The director of the academy award winning film Call Me By Your Name, recalled seeing “…the poster for Dario’s movie when I was 11 in 1982. I saw the film two years later. It made an incredible impression on me. The idea of trying to transfer the explosive emotion I felt into a new movie began almost immediately. Dario’s movie is evocative of so many things including of motherhood. It’s the story of a group of women united by an obscure agenda. There is something that I couldn’t stop thinking about. For all the violence of Dario’s movies they are also beautiful fairy-tales. There is something alluring about it for a young person.”
Guadagnino also responded to some of the concerns about the explicit and disturbing content of his new film, and the shoot itself, by stating that “Honestly, I don’t think the shoot was traumatic. It’s a complicated movie because of its set-pieces but every day was a joy to work with such a skilled team. The problem for Dakota (Johnson) was that it’s an intense storyline and it’s an intense performance.”
And although the director is well aware of the current climate concerning the portrayal of women on screen, he made sure to point out that “The majority of the cast are women. My relationship with my performers is a mutual co-operation. I’m not there to puppet anyone. It’s a tango. I have no anxiety about portraying violence. We were creating together. The violence in the movie is not gratuitously acted on the female identity, it is a little more layered and complex than that I hope…We weren’t thinking about female empowerment in that way. We just did it as a matter of course. It’s problematic when something becomes a topic that you have to address. It’s more important to be in the right mind-set without having to think about it.”
Most surprisingly, Guadagnino revealed that the original intention was to title the film Suspiria: Part One, indicating the potential for a sequel, “…but we didn’t want to give the impression of something that couldn’t stand alone.” It seems like the director has been thinking about both a prequel and a sequel to Suspiria (if the first film is profitable enough at the box office to warrant them) stating that he would like to “…explore the origin of Madame Blanc and Helena Marcus and also the future of Suzy Bannion in the world.
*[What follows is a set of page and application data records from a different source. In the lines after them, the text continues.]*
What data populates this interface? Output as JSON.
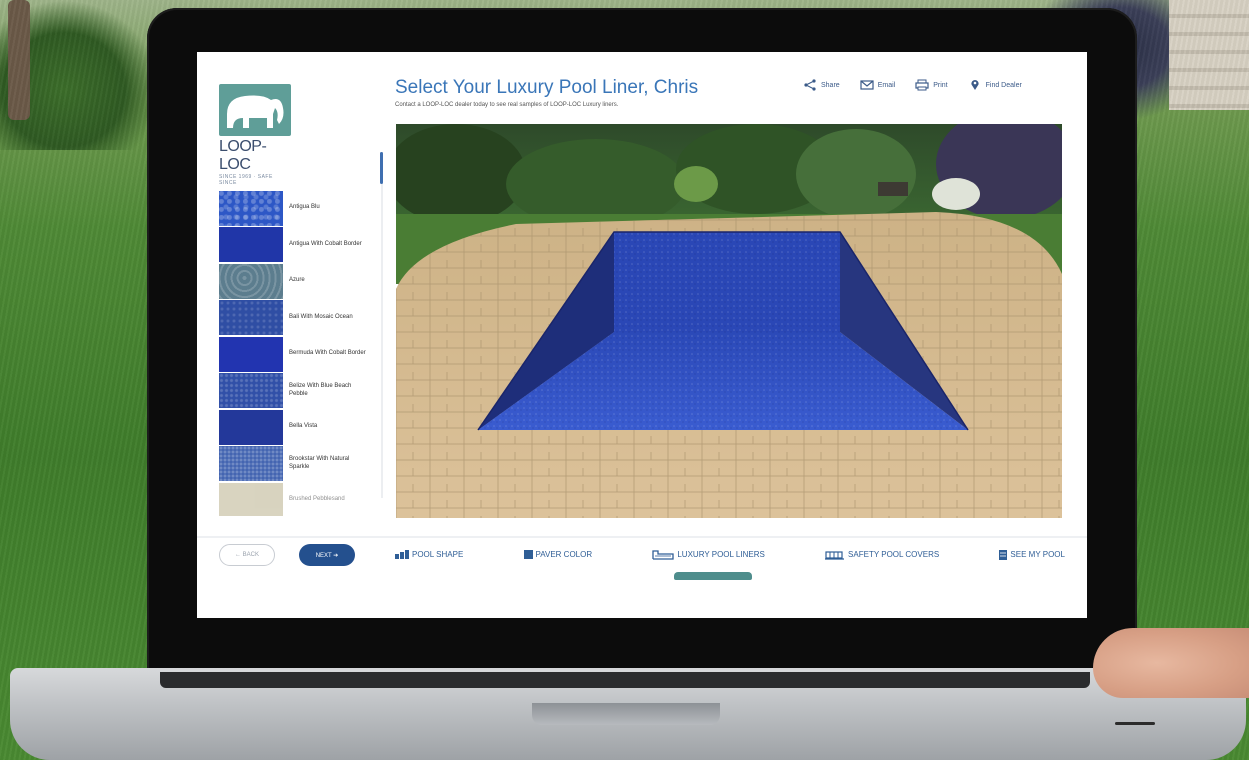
{
  "brand": {
    "name": "LOOP-LOC",
    "tagline": "SINCE 1969 · SAFE SINCE",
    "color": "#5f9e98"
  },
  "header": {
    "title": "Select Your Luxury Pool Liner, Chris",
    "subtitle": "Contact a LOOP-LOC dealer today to see real samples of LOOP-LOC Luxury liners."
  },
  "top_actions": [
    {
      "label": "Share",
      "icon": "share-icon"
    },
    {
      "label": "Email",
      "icon": "envelope-icon"
    },
    {
      "label": "Print",
      "icon": "printer-icon"
    },
    {
      "label": "Find Dealer",
      "icon": "map-pin-icon"
    }
  ],
  "liners": [
    {
      "label": "Antigua Blu",
      "color": "#2d57c6"
    },
    {
      "label": "Antigua With Cobalt Border",
      "color": "#2036a8"
    },
    {
      "label": "Azure",
      "color": "#5c7d8e"
    },
    {
      "label": "Bali With Mosaic Ocean",
      "color": "#2f4ea4"
    },
    {
      "label": "Bermuda With Cobalt Border",
      "color": "#2234b0"
    },
    {
      "label": "Belize With Blue Beach Pebble",
      "color": "#3150a8"
    },
    {
      "label": "Bella Vista",
      "color": "#23389a"
    },
    {
      "label": "Brookstar With Natural Sparkle",
      "color": "#4163b0"
    },
    {
      "label": "Brushed Pebblesand",
      "color": "#b9b08c"
    }
  ],
  "nav": {
    "back_label": "← BACK",
    "next_label": "NEXT ➔",
    "steps": [
      {
        "label": "POOL SHAPE",
        "icon": "pool-shape-icon"
      },
      {
        "label": "PAVER COLOR",
        "icon": "paver-icon"
      },
      {
        "label": "LUXURY POOL LINERS",
        "icon": "liner-icon",
        "active": true
      },
      {
        "label": "SAFETY POOL COVERS",
        "icon": "cover-icon"
      },
      {
        "label": "SEE MY POOL",
        "icon": "see-pool-icon"
      }
    ]
  },
  "colors": {
    "accent": "#3a76b8",
    "nav_text": "#2f5e96",
    "next_button": "#24508e",
    "active_tab": "#4e8d8c",
    "liner_selected": "#2d4fc0",
    "paver": "#d8bd92"
  }
}
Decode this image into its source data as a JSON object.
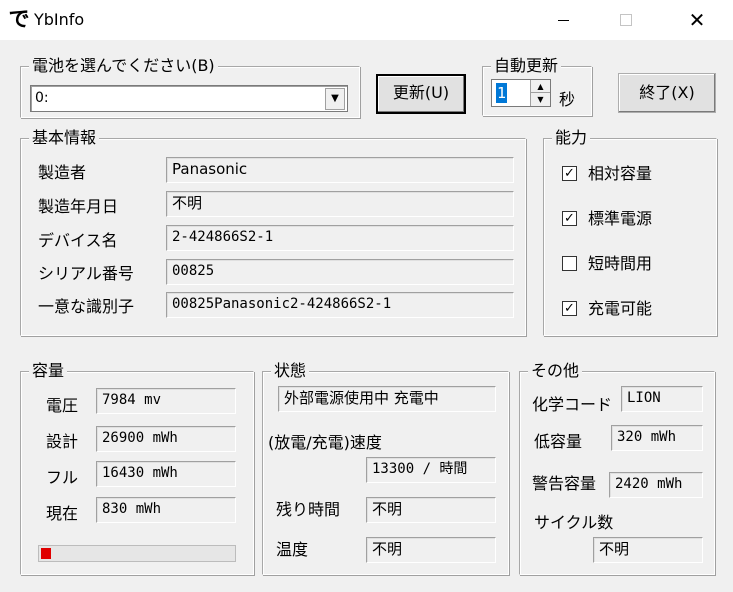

So maybe.” The director also heavily hinted that Tilda Swinton would be on board, saying that he “… plot(s) adventures with Tilda on a daily basis.”
Suspiria will debut at the 75th Venice International Film Festival on September 1, 2018. It will then be released in Los Angeles and New York on October 26, 2018, before going national on November 2, 2018. Be sure to come back to Horror News Network for a full review and our Annual Fall Horror Movie Preview this week.